[Web page and app entries]

>>>>>

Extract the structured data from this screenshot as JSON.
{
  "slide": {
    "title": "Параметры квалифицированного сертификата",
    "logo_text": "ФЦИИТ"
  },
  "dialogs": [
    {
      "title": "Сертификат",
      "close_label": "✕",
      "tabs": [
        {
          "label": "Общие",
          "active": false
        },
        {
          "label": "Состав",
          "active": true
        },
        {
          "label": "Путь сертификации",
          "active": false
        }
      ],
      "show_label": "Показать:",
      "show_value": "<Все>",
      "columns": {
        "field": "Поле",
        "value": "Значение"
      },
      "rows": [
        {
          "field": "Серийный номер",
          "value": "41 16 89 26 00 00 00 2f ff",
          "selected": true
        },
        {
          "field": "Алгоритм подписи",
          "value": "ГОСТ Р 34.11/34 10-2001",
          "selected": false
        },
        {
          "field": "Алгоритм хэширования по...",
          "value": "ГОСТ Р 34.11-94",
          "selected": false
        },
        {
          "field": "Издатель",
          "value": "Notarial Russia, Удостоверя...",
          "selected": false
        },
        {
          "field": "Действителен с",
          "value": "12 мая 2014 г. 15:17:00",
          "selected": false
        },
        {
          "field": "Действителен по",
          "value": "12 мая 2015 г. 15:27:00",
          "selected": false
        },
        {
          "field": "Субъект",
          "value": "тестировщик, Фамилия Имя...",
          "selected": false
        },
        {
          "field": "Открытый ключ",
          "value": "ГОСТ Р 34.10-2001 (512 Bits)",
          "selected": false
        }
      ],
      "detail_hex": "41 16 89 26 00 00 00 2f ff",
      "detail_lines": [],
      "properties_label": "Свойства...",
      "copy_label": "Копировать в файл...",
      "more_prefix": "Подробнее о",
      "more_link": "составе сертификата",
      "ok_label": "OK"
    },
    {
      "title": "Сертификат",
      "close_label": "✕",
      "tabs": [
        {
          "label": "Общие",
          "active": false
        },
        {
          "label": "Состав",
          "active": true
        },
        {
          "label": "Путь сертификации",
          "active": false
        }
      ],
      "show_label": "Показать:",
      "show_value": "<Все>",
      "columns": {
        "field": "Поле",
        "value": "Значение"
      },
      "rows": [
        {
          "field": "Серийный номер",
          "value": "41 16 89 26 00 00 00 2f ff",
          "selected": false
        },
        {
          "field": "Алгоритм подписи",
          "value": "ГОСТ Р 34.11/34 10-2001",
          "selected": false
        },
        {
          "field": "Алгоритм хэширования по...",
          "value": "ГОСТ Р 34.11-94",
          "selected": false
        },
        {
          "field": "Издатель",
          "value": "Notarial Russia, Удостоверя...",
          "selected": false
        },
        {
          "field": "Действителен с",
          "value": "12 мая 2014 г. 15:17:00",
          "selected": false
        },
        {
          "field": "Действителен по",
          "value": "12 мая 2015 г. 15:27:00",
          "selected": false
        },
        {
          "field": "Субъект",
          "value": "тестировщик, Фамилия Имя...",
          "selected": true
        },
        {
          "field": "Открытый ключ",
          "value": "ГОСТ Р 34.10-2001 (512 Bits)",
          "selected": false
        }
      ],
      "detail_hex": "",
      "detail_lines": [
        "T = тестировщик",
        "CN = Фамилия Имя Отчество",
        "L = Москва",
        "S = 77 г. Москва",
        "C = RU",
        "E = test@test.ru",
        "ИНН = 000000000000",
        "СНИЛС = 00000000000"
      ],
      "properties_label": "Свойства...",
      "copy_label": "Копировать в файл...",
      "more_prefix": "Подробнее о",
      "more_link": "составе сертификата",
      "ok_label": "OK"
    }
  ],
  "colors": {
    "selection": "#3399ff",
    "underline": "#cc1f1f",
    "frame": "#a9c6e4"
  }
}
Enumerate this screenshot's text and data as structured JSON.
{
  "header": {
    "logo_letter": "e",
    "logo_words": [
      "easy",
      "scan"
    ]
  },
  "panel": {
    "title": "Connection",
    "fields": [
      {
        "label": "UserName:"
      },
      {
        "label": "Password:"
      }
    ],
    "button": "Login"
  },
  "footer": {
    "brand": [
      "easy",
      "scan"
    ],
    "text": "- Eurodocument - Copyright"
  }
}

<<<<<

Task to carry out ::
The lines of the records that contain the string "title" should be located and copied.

Result ::
    "title": "Параметры квалифицированного сертификата",
      "title": "Сертификат",
      "title": "Сертификат",
    "title": "Connection",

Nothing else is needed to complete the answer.